This week, my technician Greg VanNostrand found a black widow in our storage Quonset at the ISU Johnson Research Farm. The farm is just south of Ames in Story County. She is an adult female and had a pile of dead body fragments below her web. Needless to say, she was healthy and happy in the Quonset. But Greg likes spiders and decided to bring her back to my lab (thanks?). He has successfully kept black widows (and other spiders) by feeding them flies from colonies in the Insectary.
Why do we care about black widow spiders? The females are considered highly venomous, but human deaths are rare compared to the number of people envenomated. People bitten by a female black widow may have swelling, redness, muscle pain, nausea, headache, and cramping. The venom contains several toxins and in general sounds like a painful experience. The good news is they are predators, and eat insects and pretty much anything that gets caught in their web. There are a few species of black widow in the U.S. and they have a wide distribution in the southern states. It is possible for black widows to live in Iowa, but finding them here is more likely because they were accidentally introduced instead of established.

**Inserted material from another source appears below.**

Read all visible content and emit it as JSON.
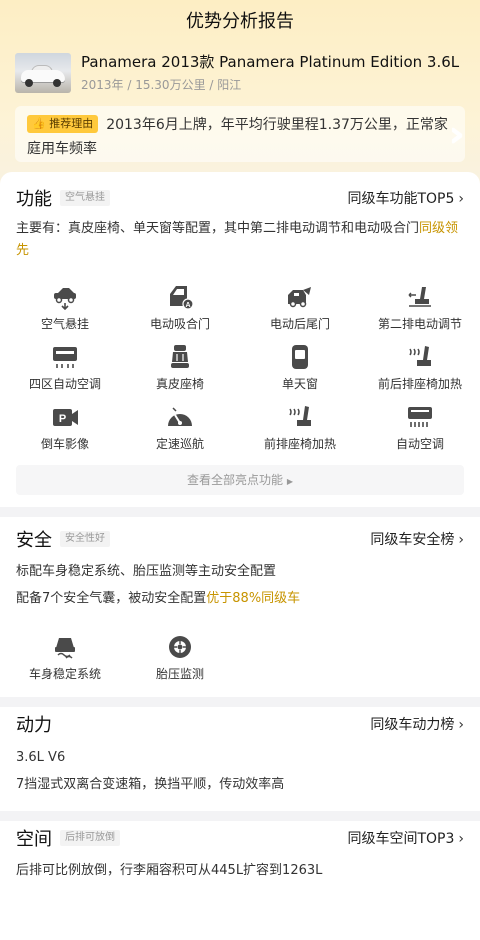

It was hard to take a good picture of the male and female spiders through the plastic rearing chambers in my lab. I didn't feel brave enough to take the lids off and get a close-up.